Everybody enjoys going out from time to time. You may decide to go and see a gig at a local pub, or to one of our great british festivals during the summer months. Although a simple thought for the average person (money aside), for some they can be much more challenging experiences. In many cases people with disabilities have a hard time attending concerts or festivals despite the enjoyment they get out of them.
There are theatres and clubs that are considered as “accessible” venues. There is no need to go up any steps and these venues are easy to navigate. Usually doors are wide open during a show and there are large bathrooms on the ground floor. They are easy to access and it doesn’t matter if the person has a disability or not. Even in those venues where disabled access has been considered, there are other challenges disabled attendees face, they often need to ask people to move out of the way which can be challenging when competing with loud sound systems. There isn’t always a dedicated space for a person in a wheelchair to sit and watch the show with a clear view – in smaller venues they can end up staring at other peoples backs for the whole event. Often people in wheelchair are easily bumped into/ tripped over – as other concert goers are not
When people with disabilities plan to attend a concert, it takes a lot of time to plan the evening, check the venue and it’s accessibility for disabled people. It also requires a lot of patients, good luck and will to have a good night out despite of everything. The experience is just not the same for them.
As a positive side, there are venues where temporary ramps are set that go all the way to the stage and help people with wheelchairs to move easier, but going back is the hard part and they are stuck. For leaving the concert or go to the bathroom, the staff needs to be notified to make certain arrangements. There are also several concerns from a safety point, when emergency happens or an evacuation is necessary.
When people use electric or power chairs they have some stability in crowds, but when a concert is in the environment it is very difficult and not safe at all.
Dedicated areas for people with disabilities don’t always solve the problem, either. They’re often small, leaving people who need them with no choice. And able-bodied concert-goers often fill the spaces or block them, anyway.
For example, the O2 Arena in London is one of the biggest venues in the world. They hire people to help the disabled customers in any way. On one hand it makes it considerably easier for them moving through the crowds with hi vis jackets and flashing lights, but on the other hand they can feel like they are being highlighted and stand out when they go to concerts and events with a lot of people. They just want to blend in and have a great time like everybody else.
Important Charities for Deaf and Disabled Concert Attendees
The idea behind Gig Buddies is that we want to enable people with learning disabilities and/or autism to enjoy all the great things going on in their community, especially live music. Gig Buddies is a project that pairs up people with and without learning disabilities (and/or autism) to be friends and to go to events together. The Gig Buddies project aims to make volunteering easier for people in Sussex by enabling volunteers to go to gigs they’d already probably be going to anyway, but with someone with a learning disability.

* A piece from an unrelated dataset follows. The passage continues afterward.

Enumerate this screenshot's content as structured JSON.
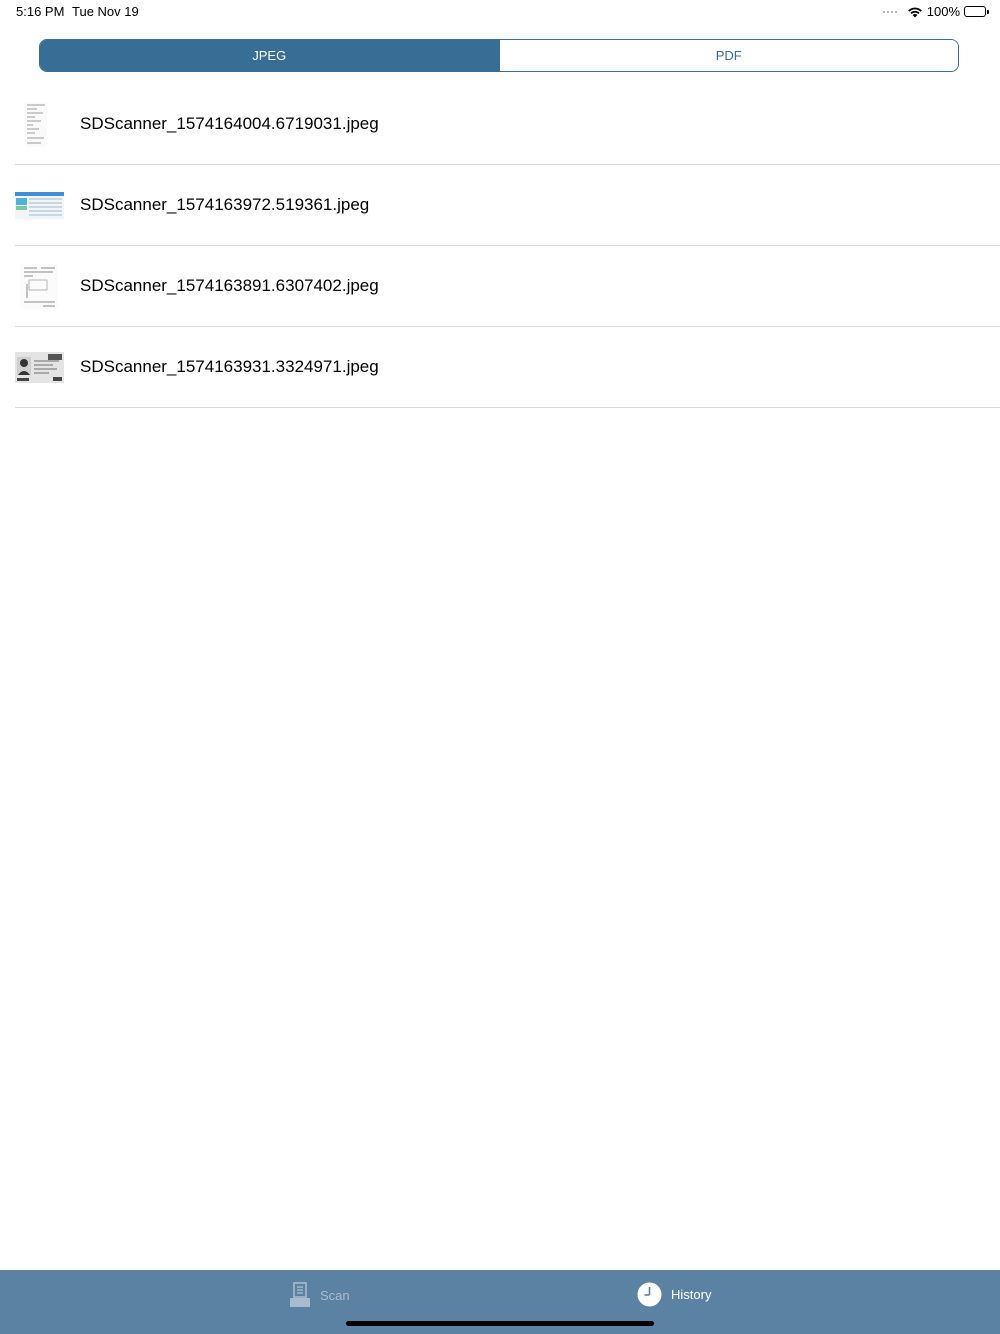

Gig Buddies are active in the following areas – Sussex, Brighton, Hove, Worthing, Chichester, Lewes, Uckfield, Eastbourne and Hastings.

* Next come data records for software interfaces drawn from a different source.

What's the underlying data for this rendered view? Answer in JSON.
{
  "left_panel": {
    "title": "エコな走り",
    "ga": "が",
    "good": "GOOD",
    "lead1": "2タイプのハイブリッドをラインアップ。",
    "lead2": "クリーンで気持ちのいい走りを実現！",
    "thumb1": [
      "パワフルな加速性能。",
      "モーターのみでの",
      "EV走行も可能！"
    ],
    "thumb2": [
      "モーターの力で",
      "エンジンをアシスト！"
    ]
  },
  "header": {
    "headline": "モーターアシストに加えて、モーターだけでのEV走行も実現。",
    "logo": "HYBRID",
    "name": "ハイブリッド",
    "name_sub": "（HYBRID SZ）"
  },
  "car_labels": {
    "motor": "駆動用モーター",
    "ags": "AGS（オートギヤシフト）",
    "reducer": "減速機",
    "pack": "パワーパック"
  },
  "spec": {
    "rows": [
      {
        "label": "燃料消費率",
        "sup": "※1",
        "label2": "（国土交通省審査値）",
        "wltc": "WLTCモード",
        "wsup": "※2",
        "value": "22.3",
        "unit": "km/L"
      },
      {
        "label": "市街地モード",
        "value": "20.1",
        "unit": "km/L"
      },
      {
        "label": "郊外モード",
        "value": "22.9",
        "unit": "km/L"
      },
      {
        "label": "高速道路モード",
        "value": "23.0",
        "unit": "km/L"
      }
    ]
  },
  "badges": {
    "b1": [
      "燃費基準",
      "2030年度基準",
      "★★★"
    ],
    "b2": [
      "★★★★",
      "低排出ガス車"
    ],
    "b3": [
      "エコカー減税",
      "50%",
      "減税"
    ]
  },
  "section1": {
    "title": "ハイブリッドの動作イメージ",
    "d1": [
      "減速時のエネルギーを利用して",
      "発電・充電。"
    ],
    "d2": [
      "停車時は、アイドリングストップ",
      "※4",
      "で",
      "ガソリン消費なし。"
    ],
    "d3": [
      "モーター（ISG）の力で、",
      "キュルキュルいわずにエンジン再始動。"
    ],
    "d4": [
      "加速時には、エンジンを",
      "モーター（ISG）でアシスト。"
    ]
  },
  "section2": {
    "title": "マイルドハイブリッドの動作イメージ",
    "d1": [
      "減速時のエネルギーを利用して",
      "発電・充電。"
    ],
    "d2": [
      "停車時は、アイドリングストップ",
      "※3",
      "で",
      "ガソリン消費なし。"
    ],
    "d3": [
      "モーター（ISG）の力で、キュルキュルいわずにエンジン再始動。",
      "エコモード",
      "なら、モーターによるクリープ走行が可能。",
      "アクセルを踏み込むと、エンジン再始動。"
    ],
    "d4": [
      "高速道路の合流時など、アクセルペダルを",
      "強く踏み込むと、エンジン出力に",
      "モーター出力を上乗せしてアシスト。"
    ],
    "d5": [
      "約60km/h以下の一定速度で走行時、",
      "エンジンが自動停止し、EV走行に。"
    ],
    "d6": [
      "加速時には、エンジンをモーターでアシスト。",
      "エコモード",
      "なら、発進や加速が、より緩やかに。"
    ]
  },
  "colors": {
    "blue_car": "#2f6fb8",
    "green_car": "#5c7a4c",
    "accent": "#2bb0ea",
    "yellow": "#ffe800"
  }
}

Check out their website for more information https://www.gigbuddies.org.uk
Attitude is Everything
Attitude is Everything improves Deaf and disabled people’s access to live music by working in partnership with audiences, artists and the music industry.
Check out their website for more information http://www.attitudeiseverything.org.uk/